▸ **AVAILABLE RECORDS**

******

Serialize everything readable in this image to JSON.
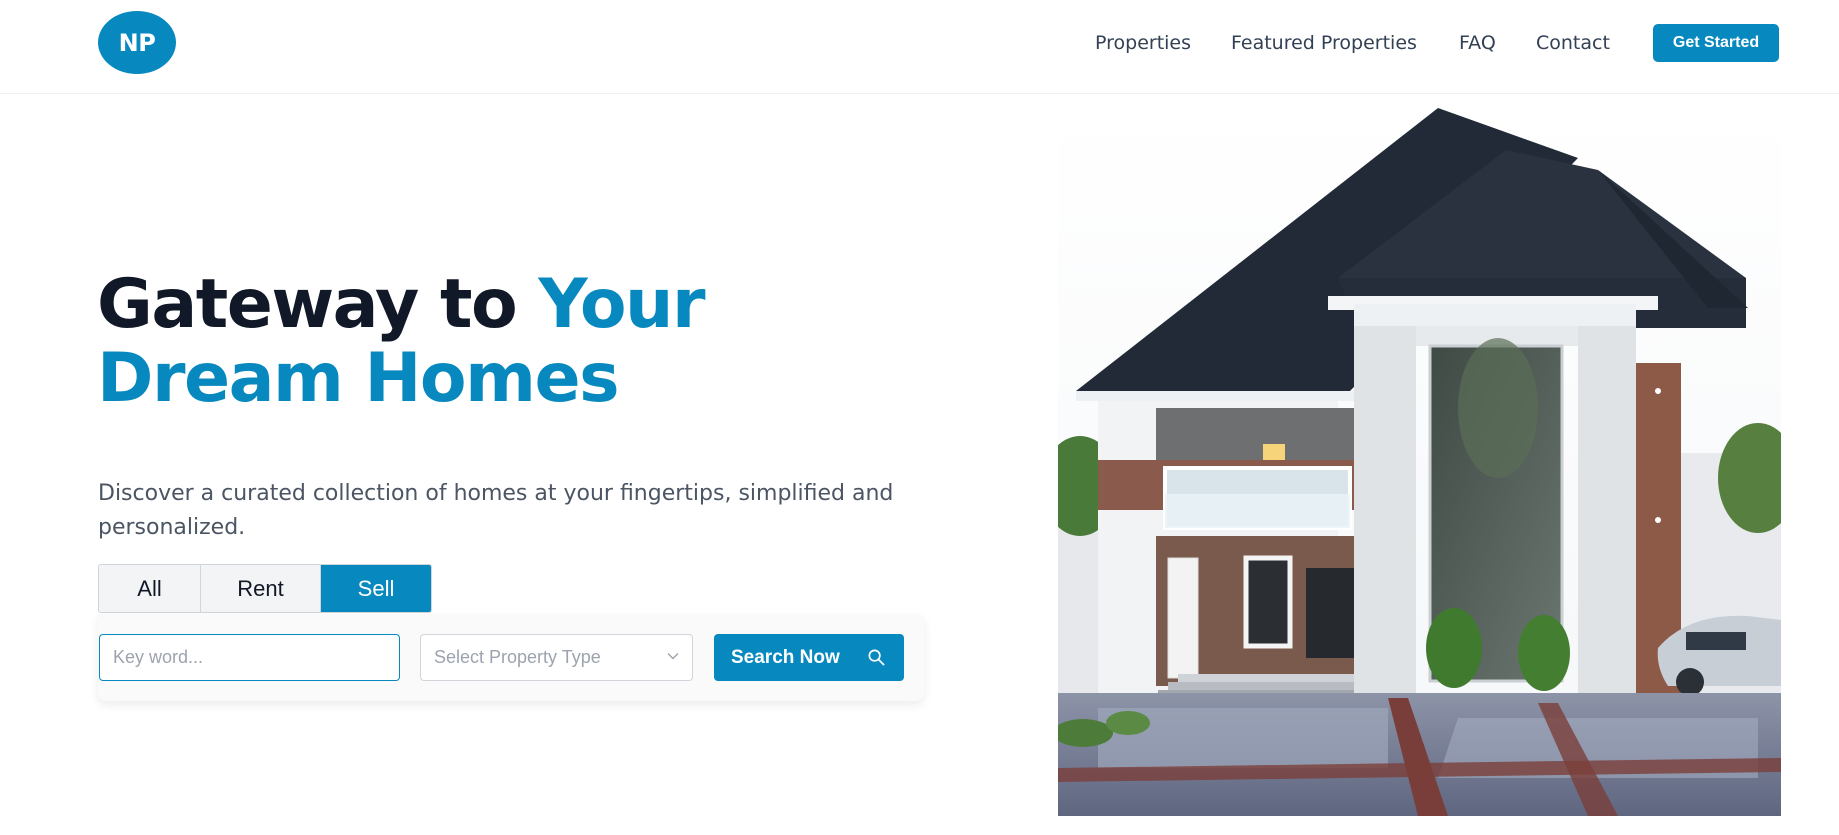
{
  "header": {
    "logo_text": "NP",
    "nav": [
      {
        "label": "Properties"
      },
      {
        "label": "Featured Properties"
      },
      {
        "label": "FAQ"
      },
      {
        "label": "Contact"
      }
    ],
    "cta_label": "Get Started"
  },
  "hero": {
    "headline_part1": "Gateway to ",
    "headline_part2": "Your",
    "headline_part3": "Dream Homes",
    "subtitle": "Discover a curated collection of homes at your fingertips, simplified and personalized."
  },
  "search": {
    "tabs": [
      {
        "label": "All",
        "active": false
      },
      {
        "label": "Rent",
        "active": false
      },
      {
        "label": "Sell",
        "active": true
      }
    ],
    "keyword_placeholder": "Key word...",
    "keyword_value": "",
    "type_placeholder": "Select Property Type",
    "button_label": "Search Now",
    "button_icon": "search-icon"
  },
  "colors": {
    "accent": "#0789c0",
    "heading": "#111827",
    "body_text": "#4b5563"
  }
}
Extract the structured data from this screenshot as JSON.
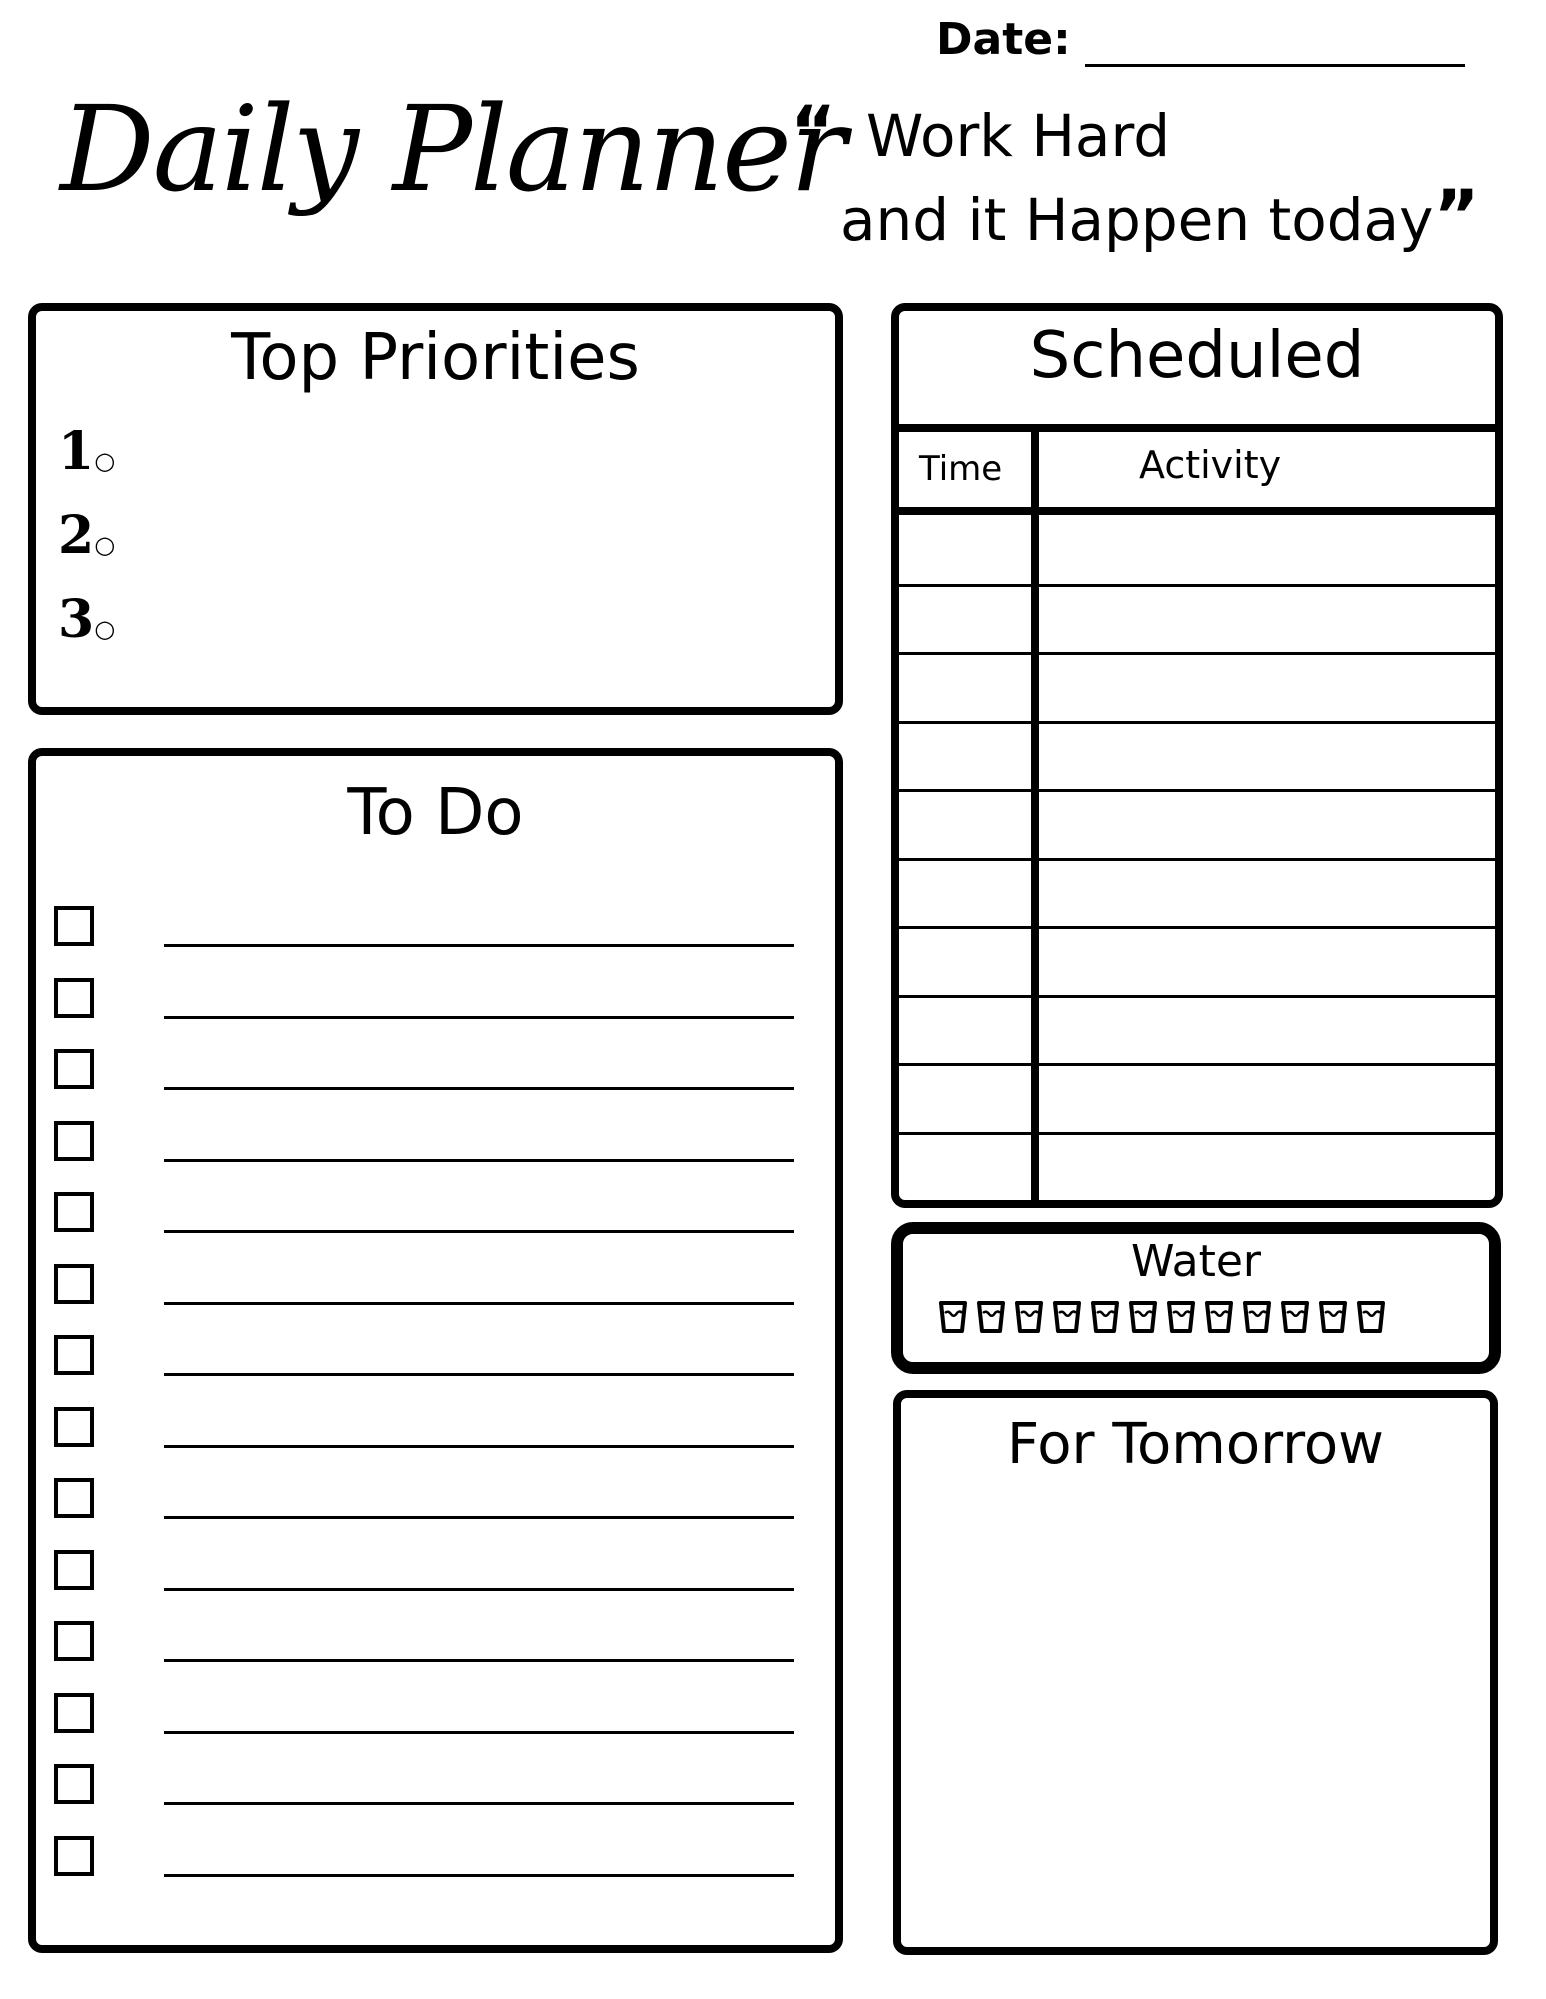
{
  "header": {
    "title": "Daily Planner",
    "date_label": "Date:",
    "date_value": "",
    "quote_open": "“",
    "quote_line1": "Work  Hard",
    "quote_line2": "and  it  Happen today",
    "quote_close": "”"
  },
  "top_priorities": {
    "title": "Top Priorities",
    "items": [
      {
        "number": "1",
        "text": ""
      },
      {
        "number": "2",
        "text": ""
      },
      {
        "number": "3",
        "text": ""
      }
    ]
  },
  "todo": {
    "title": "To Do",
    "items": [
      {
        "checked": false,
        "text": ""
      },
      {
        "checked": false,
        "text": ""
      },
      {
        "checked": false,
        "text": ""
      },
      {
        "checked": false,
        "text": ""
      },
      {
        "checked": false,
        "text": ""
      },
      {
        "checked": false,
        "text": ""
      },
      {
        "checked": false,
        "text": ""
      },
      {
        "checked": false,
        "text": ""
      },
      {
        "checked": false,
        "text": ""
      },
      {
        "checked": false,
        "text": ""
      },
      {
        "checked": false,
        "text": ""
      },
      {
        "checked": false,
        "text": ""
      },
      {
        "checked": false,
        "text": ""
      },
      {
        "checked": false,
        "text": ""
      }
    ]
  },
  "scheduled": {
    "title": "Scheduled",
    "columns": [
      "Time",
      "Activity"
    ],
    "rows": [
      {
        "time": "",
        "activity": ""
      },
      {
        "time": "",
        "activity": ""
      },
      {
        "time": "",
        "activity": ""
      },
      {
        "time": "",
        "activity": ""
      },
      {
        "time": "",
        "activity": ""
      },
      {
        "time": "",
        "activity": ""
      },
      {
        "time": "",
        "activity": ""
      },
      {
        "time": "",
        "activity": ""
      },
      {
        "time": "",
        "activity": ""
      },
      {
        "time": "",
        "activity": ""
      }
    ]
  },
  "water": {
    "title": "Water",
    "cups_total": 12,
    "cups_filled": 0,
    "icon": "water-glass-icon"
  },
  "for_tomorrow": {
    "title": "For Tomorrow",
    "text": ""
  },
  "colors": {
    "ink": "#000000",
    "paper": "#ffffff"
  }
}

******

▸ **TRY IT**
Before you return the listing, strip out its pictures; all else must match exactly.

▸ **RESPONSE FOR THIS EXERCISE**
Serialize everything readable in this image to JSON.
{
  "header": {
    "logo_text": "NP",
    "nav": [
      {
        "label": "Properties"
      },
      {
        "label": "Featured Properties"
      },
      {
        "label": "FAQ"
      },
      {
        "label": "Contact"
      }
    ],
    "cta_label": "Get Started"
  },
  "hero": {
    "headline_part1": "Gateway to ",
    "headline_part2": "Your",
    "headline_part3": "Dream Homes",
    "subtitle": "Discover a curated collection of homes at your fingertips, simplified and personalized."
  },
  "search": {
    "tabs": [
      {
        "label": "All",
        "active": false
      },
      {
        "label": "Rent",
        "active": false
      },
      {
        "label": "Sell",
        "active": true
      }
    ],
    "keyword_placeholder": "Key word...",
    "keyword_value": "",
    "type_placeholder": "Select Property Type",
    "button_label": "Search Now",
    "button_icon": "search-icon"
  },
  "colors": {
    "accent": "#0789c0",
    "heading": "#111827",
    "body_text": "#4b5563"
  }
}
Extract the structured data from this screenshot as JSON.
{
  "header": {
    "title": "Daily Planner",
    "date_label": "Date:",
    "date_value": "",
    "quote_open": "“",
    "quote_line1": "Work  Hard",
    "quote_line2": "and  it  Happen today",
    "quote_close": "”"
  },
  "top_priorities": {
    "title": "Top Priorities",
    "items": [
      {
        "number": "1",
        "text": ""
      },
      {
        "number": "2",
        "text": ""
      },
      {
        "number": "3",
        "text": ""
      }
    ]
  },
  "todo": {
    "title": "To Do",
    "items": [
      {
        "checked": false,
        "text": ""
      },
      {
        "checked": false,
        "text": ""
      },
      {
        "checked": false,
        "text": ""
      },
      {
        "checked": false,
        "text": ""
      },
      {
        "checked": false,
        "text": ""
      },
      {
        "checked": false,
        "text": ""
      },
      {
        "checked": false,
        "text": ""
      },
      {
        "checked": false,
        "text": ""
      },
      {
        "checked": false,
        "text": ""
      },
      {
        "checked": false,
        "text": ""
      },
      {
        "checked": false,
        "text": ""
      },
      {
        "checked": false,
        "text": ""
      },
      {
        "checked": false,
        "text": ""
      },
      {
        "checked": false,
        "text": ""
      }
    ]
  },
  "scheduled": {
    "title": "Scheduled",
    "columns": [
      "Time",
      "Activity"
    ],
    "rows": [
      {
        "time": "",
        "activity": ""
      },
      {
        "time": "",
        "activity": ""
      },
      {
        "time": "",
        "activity": ""
      },
      {
        "time": "",
        "activity": ""
      },
      {
        "time": "",
        "activity": ""
      },
      {
        "time": "",
        "activity": ""
      },
      {
        "time": "",
        "activity": ""
      },
      {
        "time": "",
        "activity": ""
      },
      {
        "time": "",
        "activity": ""
      },
      {
        "time": "",
        "activity": ""
      }
    ]
  },
  "water": {
    "title": "Water",
    "cups_total": 12,
    "cups_filled": 0,
    "icon": "water-glass-icon"
  },
  "for_tomorrow": {
    "title": "For Tomorrow",
    "text": ""
  },
  "colors": {
    "ink": "#000000",
    "paper": "#ffffff"
  }
}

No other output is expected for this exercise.